People often react differently to the same things.

Gibbs recognised that if we ignore our feelings, they are likely to re-emerge disguised as intellectual arguments. Better by far to be honest and separate thought from emotion, to reflect on the origins of both, and hold both as valuable avenues of enquiry. Sadly, emotion has been viewed since the Enlightenment as an affliction affecting women: something to be kept out of the male world of scholarship. Things are changing now but old prejudices die hard.

Most censorship in the UK happens quietly and goes unnoticed.

Attention has been grabbed recently by Margaret Atwood’s auction of a fireproof copy of her work, “The Handmaid’s Tale”, the fire resistance of which she demonstrated in her usual spectacular style on camera with a blowtorch. It makes both fascinating viewing and a serious statement about the need to resist censorship.

Asking the same question over and over again. It’s not called getting old, it’s called getting ill. Dementia affects people of all ages, from childhood to old age, but it is possible to live well with dementia. What makes the difference is people like you and me knowing how to make the world more friendly for people with dementia. So why not sign up to become a Dementia Friend today?

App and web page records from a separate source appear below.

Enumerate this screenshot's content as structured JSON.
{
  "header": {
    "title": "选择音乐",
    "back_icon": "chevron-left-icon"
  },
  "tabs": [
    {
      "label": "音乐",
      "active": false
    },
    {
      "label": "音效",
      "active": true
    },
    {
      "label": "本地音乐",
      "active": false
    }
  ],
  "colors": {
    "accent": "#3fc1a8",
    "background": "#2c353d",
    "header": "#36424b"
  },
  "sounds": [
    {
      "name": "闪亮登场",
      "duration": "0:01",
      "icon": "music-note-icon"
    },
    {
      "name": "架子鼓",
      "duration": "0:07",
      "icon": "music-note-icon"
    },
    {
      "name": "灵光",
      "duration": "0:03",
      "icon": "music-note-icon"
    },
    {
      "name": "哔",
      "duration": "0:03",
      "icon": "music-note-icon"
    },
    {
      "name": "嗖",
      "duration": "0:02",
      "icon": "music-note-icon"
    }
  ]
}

What’s stopping you from getting started? Do you start your day anxious and struggle to limber up, focus, and get going? Does your workload feel like an unstructured edifice that threatens to collapse and crush you?

It might surprise you to learn that a more chilled, relaxed, happy and in-control you might be a simple habit change away and it all starts with how you start your day and structure your time to stay calm and achieve a productive flow. It’s never too late to start a good habit, so try it today!

Just as resting your eyelids makes you feel sleepy, opening your eyes wide and looking upwards sends signals from the muscles around your eyes to your brain telling it to wake up, making you feel almost instantly energised. Like most behavioural techniques, it sounds laughably simple but works almost instantly like some kind of black magic.

The University supports the Sunflower lanyard scheme that allows anyone with a hidden disability, including cognitive differences that under some circumstances present communication difficulties, to signal discreetly to others that they might need a little more time or assistance. The Library is proud to join this scheme and you can now pick up your sunflower lanyard from the Library.